* TASK DETAILS
Reply with only a number, the count of lines in the listing that include the word "solutions".

* RECORDS SHOWN
_ _ _ _ _ _ _

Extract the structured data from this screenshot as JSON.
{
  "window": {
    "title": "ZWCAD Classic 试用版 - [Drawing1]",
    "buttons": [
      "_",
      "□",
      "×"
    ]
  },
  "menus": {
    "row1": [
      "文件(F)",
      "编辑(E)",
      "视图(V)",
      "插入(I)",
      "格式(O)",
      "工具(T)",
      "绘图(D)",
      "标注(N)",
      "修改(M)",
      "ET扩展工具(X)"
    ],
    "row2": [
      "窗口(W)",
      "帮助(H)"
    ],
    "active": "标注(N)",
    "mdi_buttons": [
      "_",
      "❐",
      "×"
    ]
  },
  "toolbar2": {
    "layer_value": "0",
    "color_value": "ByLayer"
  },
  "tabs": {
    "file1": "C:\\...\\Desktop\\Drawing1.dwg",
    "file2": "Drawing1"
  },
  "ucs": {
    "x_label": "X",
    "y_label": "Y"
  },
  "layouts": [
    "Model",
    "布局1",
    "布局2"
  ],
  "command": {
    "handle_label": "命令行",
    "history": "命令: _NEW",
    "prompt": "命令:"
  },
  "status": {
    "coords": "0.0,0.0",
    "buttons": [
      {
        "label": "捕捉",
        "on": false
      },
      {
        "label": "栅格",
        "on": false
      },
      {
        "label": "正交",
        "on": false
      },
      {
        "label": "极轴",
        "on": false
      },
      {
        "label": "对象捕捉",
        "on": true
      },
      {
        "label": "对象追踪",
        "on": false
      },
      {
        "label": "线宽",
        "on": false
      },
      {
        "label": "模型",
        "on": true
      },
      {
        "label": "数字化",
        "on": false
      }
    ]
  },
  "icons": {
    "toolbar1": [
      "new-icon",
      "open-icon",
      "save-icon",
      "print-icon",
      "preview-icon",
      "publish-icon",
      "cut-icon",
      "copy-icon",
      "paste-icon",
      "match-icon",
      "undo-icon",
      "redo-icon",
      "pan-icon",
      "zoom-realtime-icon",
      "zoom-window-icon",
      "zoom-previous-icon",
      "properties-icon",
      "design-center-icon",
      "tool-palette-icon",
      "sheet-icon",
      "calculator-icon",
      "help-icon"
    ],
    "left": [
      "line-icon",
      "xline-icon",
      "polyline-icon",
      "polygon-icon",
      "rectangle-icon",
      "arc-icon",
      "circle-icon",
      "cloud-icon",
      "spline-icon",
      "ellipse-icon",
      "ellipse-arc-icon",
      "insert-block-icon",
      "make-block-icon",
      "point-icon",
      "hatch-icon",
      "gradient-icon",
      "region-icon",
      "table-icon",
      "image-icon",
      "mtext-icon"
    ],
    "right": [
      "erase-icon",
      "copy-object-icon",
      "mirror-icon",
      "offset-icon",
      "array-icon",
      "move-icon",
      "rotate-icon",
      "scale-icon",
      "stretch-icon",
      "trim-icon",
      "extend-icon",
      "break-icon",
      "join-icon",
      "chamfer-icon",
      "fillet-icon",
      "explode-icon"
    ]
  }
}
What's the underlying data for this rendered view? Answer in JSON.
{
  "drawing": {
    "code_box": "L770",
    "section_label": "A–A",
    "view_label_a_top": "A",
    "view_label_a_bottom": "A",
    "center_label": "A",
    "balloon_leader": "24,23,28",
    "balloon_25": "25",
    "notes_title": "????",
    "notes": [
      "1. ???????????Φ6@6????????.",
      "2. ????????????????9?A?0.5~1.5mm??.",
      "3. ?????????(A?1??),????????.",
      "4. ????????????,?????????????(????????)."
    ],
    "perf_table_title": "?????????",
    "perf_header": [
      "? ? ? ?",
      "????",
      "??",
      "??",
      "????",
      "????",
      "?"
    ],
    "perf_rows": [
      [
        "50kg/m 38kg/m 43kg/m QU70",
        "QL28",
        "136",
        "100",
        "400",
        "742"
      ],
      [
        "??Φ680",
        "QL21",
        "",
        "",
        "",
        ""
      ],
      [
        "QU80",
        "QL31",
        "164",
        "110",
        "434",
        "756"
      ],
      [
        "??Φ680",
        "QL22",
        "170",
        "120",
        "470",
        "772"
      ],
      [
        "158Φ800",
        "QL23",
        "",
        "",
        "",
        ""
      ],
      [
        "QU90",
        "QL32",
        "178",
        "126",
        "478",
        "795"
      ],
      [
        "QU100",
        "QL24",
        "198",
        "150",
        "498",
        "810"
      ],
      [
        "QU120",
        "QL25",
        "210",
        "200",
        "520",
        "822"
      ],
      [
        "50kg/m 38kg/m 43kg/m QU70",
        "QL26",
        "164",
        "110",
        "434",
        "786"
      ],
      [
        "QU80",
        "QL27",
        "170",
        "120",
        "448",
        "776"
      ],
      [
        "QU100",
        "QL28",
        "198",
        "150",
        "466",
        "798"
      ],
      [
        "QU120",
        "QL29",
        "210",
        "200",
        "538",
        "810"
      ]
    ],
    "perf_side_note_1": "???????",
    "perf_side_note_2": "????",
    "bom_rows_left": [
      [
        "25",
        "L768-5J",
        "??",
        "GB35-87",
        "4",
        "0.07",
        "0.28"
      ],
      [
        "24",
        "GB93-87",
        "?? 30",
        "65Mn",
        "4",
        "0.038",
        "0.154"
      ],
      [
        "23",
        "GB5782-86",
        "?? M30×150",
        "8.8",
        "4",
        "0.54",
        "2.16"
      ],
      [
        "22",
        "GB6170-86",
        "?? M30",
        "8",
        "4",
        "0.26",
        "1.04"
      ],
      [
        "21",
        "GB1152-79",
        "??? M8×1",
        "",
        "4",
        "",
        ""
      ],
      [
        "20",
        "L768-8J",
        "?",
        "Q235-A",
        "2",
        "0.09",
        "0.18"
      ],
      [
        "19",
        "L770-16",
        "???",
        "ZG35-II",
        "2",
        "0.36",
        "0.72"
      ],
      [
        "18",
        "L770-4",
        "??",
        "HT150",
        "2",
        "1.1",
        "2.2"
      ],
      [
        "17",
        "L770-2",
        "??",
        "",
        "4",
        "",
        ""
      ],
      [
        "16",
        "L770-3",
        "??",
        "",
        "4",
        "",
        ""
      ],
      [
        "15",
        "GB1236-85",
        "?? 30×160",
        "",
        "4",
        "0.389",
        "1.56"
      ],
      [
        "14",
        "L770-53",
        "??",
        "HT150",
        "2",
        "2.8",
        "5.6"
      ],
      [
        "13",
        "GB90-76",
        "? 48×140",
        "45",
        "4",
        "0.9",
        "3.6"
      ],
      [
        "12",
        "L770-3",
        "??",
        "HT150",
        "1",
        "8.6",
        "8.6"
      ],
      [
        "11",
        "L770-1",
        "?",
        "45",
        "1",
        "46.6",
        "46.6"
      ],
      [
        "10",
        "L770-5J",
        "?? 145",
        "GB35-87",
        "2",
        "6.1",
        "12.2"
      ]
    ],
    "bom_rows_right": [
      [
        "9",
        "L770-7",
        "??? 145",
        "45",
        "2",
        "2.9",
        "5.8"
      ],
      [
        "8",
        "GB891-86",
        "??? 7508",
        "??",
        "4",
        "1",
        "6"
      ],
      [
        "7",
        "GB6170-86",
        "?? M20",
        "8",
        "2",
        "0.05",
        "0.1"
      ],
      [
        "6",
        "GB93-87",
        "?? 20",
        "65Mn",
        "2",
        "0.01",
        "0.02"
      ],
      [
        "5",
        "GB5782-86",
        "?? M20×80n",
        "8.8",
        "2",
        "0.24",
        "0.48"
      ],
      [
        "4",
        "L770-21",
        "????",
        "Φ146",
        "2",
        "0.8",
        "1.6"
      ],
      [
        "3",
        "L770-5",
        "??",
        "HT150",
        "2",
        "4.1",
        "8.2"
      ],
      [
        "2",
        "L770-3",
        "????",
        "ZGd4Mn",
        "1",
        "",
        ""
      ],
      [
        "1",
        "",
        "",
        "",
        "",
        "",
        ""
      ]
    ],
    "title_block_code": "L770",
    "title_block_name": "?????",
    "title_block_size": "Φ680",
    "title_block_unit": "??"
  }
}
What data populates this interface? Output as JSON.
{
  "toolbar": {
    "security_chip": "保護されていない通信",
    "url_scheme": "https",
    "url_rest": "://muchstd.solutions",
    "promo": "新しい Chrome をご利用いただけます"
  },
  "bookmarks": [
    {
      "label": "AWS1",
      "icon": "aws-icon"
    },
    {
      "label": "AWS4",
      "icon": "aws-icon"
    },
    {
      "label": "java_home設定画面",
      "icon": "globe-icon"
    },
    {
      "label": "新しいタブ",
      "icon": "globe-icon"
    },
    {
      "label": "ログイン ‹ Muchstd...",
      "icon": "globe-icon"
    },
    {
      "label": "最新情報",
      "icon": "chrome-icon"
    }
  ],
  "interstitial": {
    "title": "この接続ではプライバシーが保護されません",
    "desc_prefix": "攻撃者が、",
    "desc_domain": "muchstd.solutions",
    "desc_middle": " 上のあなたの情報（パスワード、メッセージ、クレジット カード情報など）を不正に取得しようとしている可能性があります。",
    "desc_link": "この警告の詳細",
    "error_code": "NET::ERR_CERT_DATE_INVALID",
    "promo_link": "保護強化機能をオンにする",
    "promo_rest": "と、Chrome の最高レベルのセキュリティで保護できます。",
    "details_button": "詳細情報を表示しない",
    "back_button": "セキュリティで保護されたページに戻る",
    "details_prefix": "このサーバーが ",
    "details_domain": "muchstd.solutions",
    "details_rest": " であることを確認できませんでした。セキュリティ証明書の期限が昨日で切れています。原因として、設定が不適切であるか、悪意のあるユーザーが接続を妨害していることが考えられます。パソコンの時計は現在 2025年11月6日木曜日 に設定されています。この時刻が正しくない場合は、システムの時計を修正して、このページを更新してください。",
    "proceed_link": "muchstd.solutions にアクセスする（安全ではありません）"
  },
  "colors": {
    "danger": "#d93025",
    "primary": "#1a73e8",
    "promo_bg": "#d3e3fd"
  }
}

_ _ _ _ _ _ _

* TASK RESULT
4